“These studies could help us to reach the tipping point in the HIV epidemic,” said Michael Sidibe, executive director of the United Nation’s AIDS program, in a statement Wednesday as the study results were announced.
“This is really a game changer,” said Dr. Jared Baeten, the University of Washington researcher who was a leader of one of the studies.
The prevention drug is Truvada, a pill already on pharmacy shelves to treat people with HIV. It’s made by Gilead Sciences Inc. of Foster City, Calif. Another Gilead drug, Viread, was also used in one of the two African studies.

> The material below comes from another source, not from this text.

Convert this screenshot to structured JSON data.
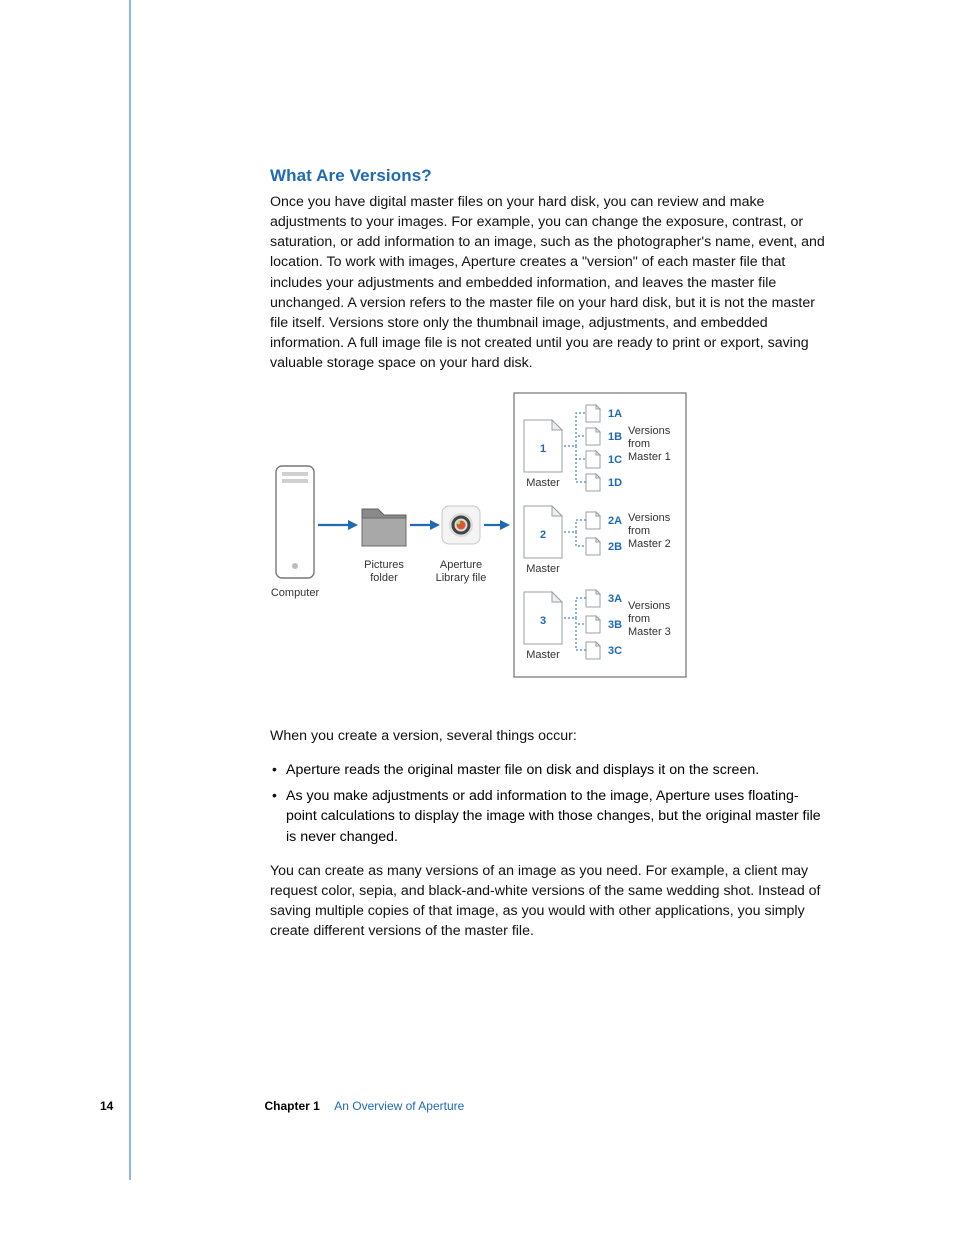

Earlier research with Truvada found it prevented spread of HIV to uninfected gay men. But experts were thrilled Wednesday at the first compelling evidence that AIDS medications can prevent infection between men and women. The U.S. Centers for Disease Control and Prevention, which gave advice last fall for use of the preventive drugs among gays, is now developing guidance for heterosexuals in this country.
At the same time, national and international health officials said it’s far from clear how preventive use of these drugs will play out. How many people would want to take a pill each day to reduce their risk of infection? Would they stick with it? Would they become more sexually reckless?

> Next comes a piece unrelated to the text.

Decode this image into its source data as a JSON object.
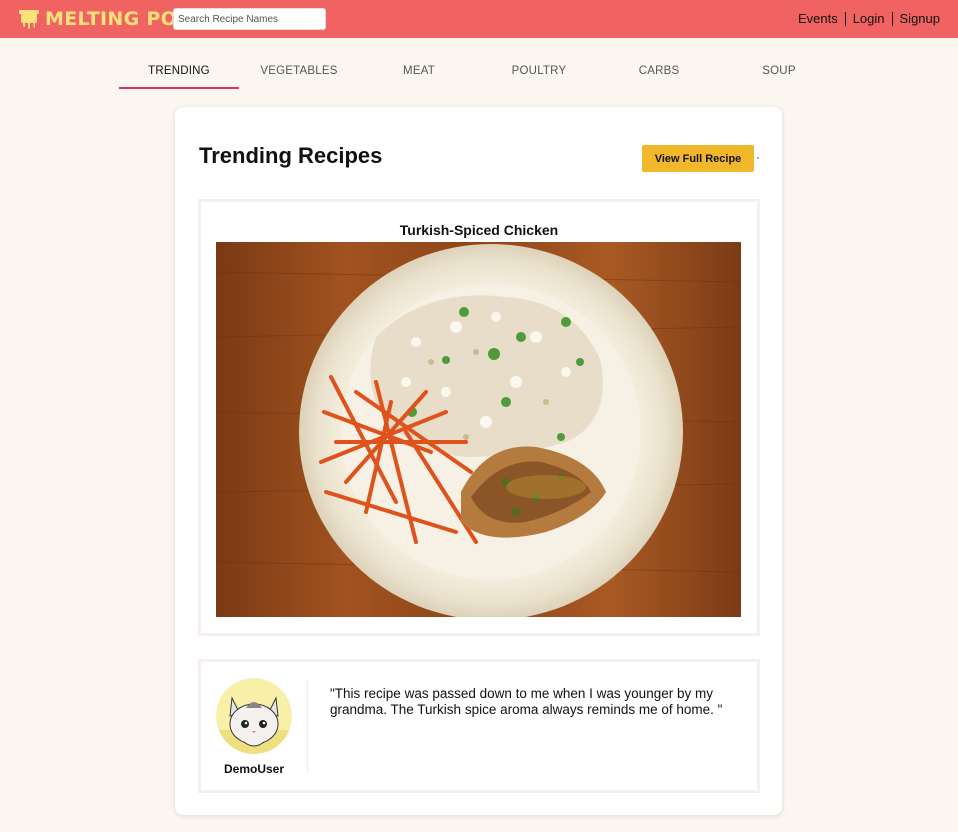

There already is a supply problem. In Africa, 6.6 million people are now on AIDS drugs, but 9 million people who are eligible for the treatment are on a waiting list, according to the World Health Organization.

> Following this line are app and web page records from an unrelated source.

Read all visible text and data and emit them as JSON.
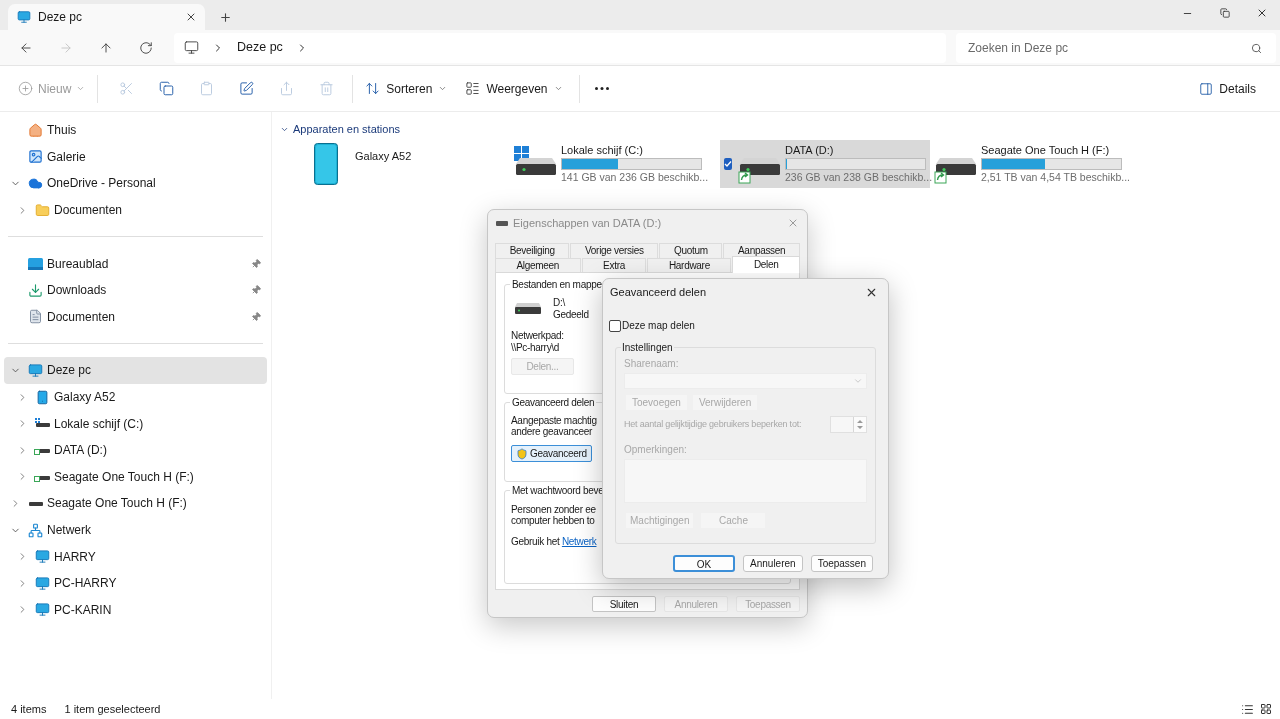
{
  "window": {
    "tab": {
      "title": "Deze pc"
    }
  },
  "navigation": [
    {
      "kind": "back",
      "disabled": false
    },
    {
      "kind": "forward",
      "disabled": true
    },
    {
      "kind": "up",
      "disabled": false
    },
    {
      "kind": "refresh",
      "disabled": false
    }
  ],
  "address_bar": {
    "segments": [
      "Deze pc"
    ]
  },
  "search": {
    "placeholder": "Zoeken in Deze pc"
  },
  "toolbar": {
    "new": {
      "label": "Nieuw",
      "disabled": true
    },
    "actions": [
      {
        "kind": "cut",
        "disabled": true
      },
      {
        "kind": "copy",
        "disabled": false
      },
      {
        "kind": "paste",
        "disabled": true
      },
      {
        "kind": "rename",
        "disabled": false
      },
      {
        "kind": "share",
        "disabled": true
      },
      {
        "kind": "delete",
        "disabled": true
      }
    ],
    "menus": [
      {
        "kind": "sort",
        "label": "Sorteren"
      },
      {
        "kind": "view",
        "label": "Weergeven"
      }
    ],
    "details": {
      "label": "Details"
    }
  },
  "sidebar": {
    "sections": [
      {
        "items": [
          {
            "kind": "home",
            "label": "Thuis",
            "selected": false
          },
          {
            "kind": "gallery",
            "label": "Galerie",
            "selected": false
          },
          {
            "kind": "cloud",
            "label": "OneDrive - Personal",
            "selected": false,
            "expanded": true,
            "children": [
              {
                "kind": "folder",
                "label": "Documenten",
                "selected": false,
                "expanded": false
              }
            ]
          }
        ]
      },
      {
        "items": [
          {
            "kind": "desktop",
            "label": "Bureaublad",
            "selected": false,
            "pinned": true
          },
          {
            "kind": "download",
            "label": "Downloads",
            "selected": false,
            "pinned": true
          },
          {
            "kind": "document",
            "label": "Documenten",
            "selected": false,
            "pinned": true
          }
        ]
      },
      {
        "items": [
          {
            "kind": "pc",
            "label": "Deze pc",
            "selected": true,
            "expanded": true,
            "children": [
              {
                "kind": "phone",
                "label": "Galaxy A52",
                "selected": false,
                "expanded": false
              },
              {
                "kind": "system_drive",
                "label": "Lokale schijf (C:)",
                "selected": false,
                "expanded": false
              },
              {
                "kind": "shared_drive",
                "label": "DATA (D:)",
                "selected": false,
                "expanded": false
              },
              {
                "kind": "shared_drive",
                "label": "Seagate One Touch H (F:)",
                "selected": false,
                "expanded": false
              }
            ]
          },
          {
            "kind": "usb_drive",
            "label": "Seagate One Touch H (F:)",
            "selected": false,
            "expanded": false
          },
          {
            "kind": "network",
            "label": "Netwerk",
            "selected": false,
            "expanded": true,
            "children": [
              {
                "kind": "computer",
                "label": "HARRY",
                "selected": false,
                "expanded": false
              },
              {
                "kind": "computer",
                "label": "PC-HARRY",
                "selected": false,
                "expanded": false
              },
              {
                "kind": "computer",
                "label": "PC-KARIN",
                "selected": false,
                "expanded": false
              }
            ]
          }
        ]
      }
    ]
  },
  "content": {
    "group": {
      "title": "Apparaten en stations",
      "expanded": true
    },
    "devices": [
      {
        "kind": "phone",
        "name": "Galaxy A52",
        "selected": false
      },
      {
        "kind": "drive",
        "name": "Lokale schijf (C:)",
        "system": true,
        "shared": false,
        "level": 0.4,
        "reading": "141 GB van 236 GB beschikb...",
        "selected": false
      },
      {
        "kind": "drive",
        "name": "DATA (D:)",
        "system": false,
        "shared": true,
        "level": 0.01,
        "reading": "236 GB van 238 GB beschikb...",
        "selected": true
      },
      {
        "kind": "drive",
        "name": "Seagate One Touch H (F:)",
        "system": false,
        "shared": true,
        "level": 0.45,
        "reading": "2,51 TB van 4,54 TB beschikb...",
        "selected": false
      }
    ]
  },
  "status_bar": {
    "items": [
      "4 items",
      "1 item geselecteerd"
    ]
  },
  "properties_dialog": {
    "title": "Eigenschappen van DATA (D:)",
    "tab_rows": [
      [
        {
          "label": "Beveiliging",
          "selected": false
        },
        {
          "label": "Vorige versies",
          "selected": false
        },
        {
          "label": "Quotum",
          "selected": false
        },
        {
          "label": "Aanpassen",
          "selected": false
        }
      ],
      [
        {
          "label": "Algemeen",
          "selected": false
        },
        {
          "label": "Extra",
          "selected": false
        },
        {
          "label": "Hardware",
          "selected": false
        },
        {
          "label": "Delen",
          "selected": true
        }
      ]
    ],
    "file_sharing": {
      "legend": "Bestanden en mappe",
      "drive": "D:\\",
      "status": "Gedeeld",
      "path_label": "Netwerkpad:",
      "path": "\\\\Pc-harry\\d",
      "button": {
        "label": "Delen...",
        "disabled": true
      }
    },
    "advanced_sharing": {
      "legend": "Geavanceerd delen",
      "lines": [
        "Aangepaste machtig",
        "andere geavanceer"
      ],
      "button": {
        "label": "Geavanceerd",
        "disabled": false
      }
    },
    "password": {
      "legend": "Met wachtwoord beve",
      "lines": [
        "Personen zonder ee",
        "computer hebben to"
      ],
      "text": "Gebruik het",
      "link": "Netwerk"
    },
    "buttons": [
      {
        "label": "Sluiten",
        "disabled": false
      },
      {
        "label": "Annuleren",
        "disabled": true
      },
      {
        "label": "Toepassen",
        "disabled": true
      }
    ]
  },
  "sharing_dialog": {
    "title": "Geavanceerd delen",
    "share_checkbox": {
      "label": "Deze map delen",
      "checked": false
    },
    "settings": {
      "legend": "Instellingen",
      "disabled": true,
      "share_name_label": "Sharenaam:",
      "add_button": "Toevoegen",
      "remove_button": "Verwijderen",
      "limit_label": "Het aantal gelijktijdige gebruikers beperken tot:",
      "comments_label": "Opmerkingen:",
      "permissions_button": "Machtigingen",
      "cache_button": "Cache"
    },
    "buttons": [
      {
        "label": "OK",
        "default": true
      },
      {
        "label": "Annuleren",
        "default": false
      },
      {
        "label": "Toepassen",
        "default": false
      }
    ]
  }
}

The first of the new studies, run by the CDC, involved more than 1,200 men and women in Botswana. About half took Truvada each day. The other half got a fake pill.
The drug lowered the risk of infection by roughly 78 percent, researchers said.
The second study was funded by the Bill & Melinda Gates Foundation and run by the University of Washington. It involved more than 4,700 heterosexual couples in Kenya and Uganda. The medications reduced the risk of HIV infection by 62 percent to 73 percent, the researchers said.
An independent review panel on Sunday said the benefit was clear-cut and stopped handing out placebos, instead offering the preventive drugs. They deemed it unethical to withhold the medications from people who had been on placebo, Baeten said.
In both studies, participants also were offered counseling and free condoms, which may help explain the relatively low overall infection rate.
On Tuesday, United Nations health officials announced Gilead Sciences had agreed to allow Truvada, Viread and two other drugs to be made by generic manufacturers, potentially increasing their availability in poor countries.